Dr. Mumtaz met the family the very next morning. “We talked in the activity room of the PICU while Noah played,” Laura said. “He was very reassuring and spent a lot of time with us, explaining what would need to be done. We really liked him and felt confident that we were still in good hands with CHKD.”
Surgery was scheduled for the next week.
“I didn’t sleep the whole week,” Laura said. “I had to inform all my friends. Gloucester is a pretty tight-knit place, and soon, Noah was on a hundred different prayer lists. Everyone was so great and so supportive. I can’t imagine how hard it would have been on us if we had to leave CHKD and our incredible support system to get the care that Noah needed.”
On the morning of the surgery, Laura found that this time they were better able to handle the moment when Noah would go off to surgery. “They gave him medicine that made him sleepy, so neither one of us cried. Brandy told us that she’d come out about every hour and a half to let us know how things were going,” she said, referring to cardiovascular nurse practitioner Brandy Kramer. “And she did just what she said she’d do.”
In the operating room, a heart-lung machine was used to add oxygen to Noah’s blood and pump it to other parts of his body while his heart was stopped during surgery. Dr. Mumtaz dissected the abnormal aorta, removed the defective tissue and built a tissue graft to create a wider artery that could accommodate normal blood flow.
The surgeon says that Noah was the first patient at CHKD to receive a graft of a new substance called CorMatrix. “It is a bioengineered material that essentially provides a scaffold for Noah’s own cells to grow on and bond with, in the hope that the repair will grow with him,” he said. “The hope is that the new material will eliminate the need for future surgeries.”
After many anxious hours, and reassuring updates from Brandy, Dr. Mumtaz told the Hoffmanns that Noah’s stenosis had been even more significant than was expected.

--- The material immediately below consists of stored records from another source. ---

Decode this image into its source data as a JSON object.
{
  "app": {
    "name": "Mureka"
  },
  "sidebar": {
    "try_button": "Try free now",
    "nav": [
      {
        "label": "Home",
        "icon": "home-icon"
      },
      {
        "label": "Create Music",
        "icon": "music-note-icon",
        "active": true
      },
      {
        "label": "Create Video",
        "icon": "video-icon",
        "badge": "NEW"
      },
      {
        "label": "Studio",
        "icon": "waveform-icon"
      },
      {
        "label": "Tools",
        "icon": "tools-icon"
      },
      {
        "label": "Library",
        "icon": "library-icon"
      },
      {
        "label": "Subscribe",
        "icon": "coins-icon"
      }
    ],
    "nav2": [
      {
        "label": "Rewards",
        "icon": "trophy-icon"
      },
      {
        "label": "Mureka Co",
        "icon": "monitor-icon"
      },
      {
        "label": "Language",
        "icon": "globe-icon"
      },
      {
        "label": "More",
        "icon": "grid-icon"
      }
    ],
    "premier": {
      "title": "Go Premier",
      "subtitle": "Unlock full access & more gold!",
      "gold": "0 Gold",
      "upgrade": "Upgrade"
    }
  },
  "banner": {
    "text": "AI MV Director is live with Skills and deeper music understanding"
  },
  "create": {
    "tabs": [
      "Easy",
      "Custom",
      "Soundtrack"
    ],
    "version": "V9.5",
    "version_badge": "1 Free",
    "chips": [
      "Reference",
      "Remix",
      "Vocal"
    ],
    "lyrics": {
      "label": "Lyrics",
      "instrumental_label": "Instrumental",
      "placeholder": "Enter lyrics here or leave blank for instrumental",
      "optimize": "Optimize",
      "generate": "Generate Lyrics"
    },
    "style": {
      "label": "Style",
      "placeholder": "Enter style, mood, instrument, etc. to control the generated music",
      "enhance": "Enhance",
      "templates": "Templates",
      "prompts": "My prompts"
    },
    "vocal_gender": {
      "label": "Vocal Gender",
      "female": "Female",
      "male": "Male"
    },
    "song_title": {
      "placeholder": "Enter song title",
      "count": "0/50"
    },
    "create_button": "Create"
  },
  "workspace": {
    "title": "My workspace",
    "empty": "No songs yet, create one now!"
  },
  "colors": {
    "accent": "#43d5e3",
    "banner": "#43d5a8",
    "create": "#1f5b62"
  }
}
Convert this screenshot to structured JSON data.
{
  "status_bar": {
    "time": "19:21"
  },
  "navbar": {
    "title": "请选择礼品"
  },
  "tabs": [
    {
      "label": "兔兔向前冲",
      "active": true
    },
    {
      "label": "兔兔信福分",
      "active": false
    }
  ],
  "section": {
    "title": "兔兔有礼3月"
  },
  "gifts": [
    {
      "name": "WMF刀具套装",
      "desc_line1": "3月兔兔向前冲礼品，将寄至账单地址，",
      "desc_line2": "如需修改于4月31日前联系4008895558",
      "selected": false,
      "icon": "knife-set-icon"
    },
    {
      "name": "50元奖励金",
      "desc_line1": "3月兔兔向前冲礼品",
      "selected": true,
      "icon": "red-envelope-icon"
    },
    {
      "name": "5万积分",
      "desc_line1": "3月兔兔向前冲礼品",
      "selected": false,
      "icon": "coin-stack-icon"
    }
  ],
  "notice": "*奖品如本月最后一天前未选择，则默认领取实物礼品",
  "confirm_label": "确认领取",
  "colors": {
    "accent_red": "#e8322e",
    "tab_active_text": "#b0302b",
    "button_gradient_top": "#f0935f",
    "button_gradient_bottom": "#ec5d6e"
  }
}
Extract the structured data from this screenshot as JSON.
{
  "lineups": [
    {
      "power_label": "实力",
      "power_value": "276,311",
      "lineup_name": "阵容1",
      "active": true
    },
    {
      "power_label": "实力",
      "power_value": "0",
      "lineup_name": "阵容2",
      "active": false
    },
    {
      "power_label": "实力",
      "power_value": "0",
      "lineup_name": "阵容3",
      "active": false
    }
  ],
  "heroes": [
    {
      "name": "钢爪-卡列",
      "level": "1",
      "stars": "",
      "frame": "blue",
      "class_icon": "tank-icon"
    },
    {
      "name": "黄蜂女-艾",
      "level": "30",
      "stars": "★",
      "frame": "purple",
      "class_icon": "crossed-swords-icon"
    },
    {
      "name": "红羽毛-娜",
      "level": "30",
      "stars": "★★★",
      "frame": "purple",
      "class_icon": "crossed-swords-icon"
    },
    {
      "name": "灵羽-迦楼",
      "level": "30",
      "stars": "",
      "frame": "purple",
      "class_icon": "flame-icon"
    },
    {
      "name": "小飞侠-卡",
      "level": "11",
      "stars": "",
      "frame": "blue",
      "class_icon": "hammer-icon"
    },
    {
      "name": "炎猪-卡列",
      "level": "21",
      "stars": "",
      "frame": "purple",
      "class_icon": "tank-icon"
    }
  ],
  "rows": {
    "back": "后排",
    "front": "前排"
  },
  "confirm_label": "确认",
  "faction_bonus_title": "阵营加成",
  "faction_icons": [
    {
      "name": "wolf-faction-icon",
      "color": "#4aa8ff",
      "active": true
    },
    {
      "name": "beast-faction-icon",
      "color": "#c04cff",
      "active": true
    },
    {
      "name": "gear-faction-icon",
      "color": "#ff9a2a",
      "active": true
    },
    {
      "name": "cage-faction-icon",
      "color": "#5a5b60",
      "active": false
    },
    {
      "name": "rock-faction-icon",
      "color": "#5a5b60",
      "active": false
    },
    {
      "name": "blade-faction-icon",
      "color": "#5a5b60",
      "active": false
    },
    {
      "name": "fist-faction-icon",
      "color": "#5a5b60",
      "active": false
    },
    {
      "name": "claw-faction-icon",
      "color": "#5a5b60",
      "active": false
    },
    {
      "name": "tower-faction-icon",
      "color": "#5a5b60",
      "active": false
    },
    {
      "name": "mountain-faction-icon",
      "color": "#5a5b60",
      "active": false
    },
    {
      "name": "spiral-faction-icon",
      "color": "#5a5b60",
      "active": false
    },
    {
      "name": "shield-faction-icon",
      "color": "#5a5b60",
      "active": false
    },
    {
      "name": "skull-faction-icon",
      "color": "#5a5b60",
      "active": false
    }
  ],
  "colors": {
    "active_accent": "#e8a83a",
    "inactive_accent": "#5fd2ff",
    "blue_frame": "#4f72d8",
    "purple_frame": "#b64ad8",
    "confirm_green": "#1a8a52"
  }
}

“But Noah did great throughout the surgery,” he announced. Noah spent the next several days in the pediatric intensive care unit. “Brandy told us what to expect,” Laura recalls. “Noah would be pale and there would be tubes. There were doctors and nurses all around him, but they let us be there too.”
Only one day after his surgery, Laura was surprised to find her son sitting up in bed. “I couldn’t believe it,” she said.
When it was time for him to venture from his bed, a nurse provided a wagon for his first trip to the playroom. “The minute he saw that wagon, his face just lit up,” Laura said. “I hadn’t seen that smile in four days. He was still my Noah.”
Noah hasn’t slowed down since then. He went home a week after surgery. Today he plays with his baby sister, Payton, who was born with no heart problems whatsoever. And he returns to his special team at CHKD to monitor his progress.
“So far, he hasn’t missed a beat,” Laura reports.
Drs. Bullaboy and Vance practice with Children’s Specialty Group PLLC at CHKD. Dr. Mumtaz is the director of CHKD Surgical Specialty Group’s cardiac surgery practice.
This story was featured in the second quarter 2010 issue of KidStuff, a publication of Children's Hospital of The King's Daughters.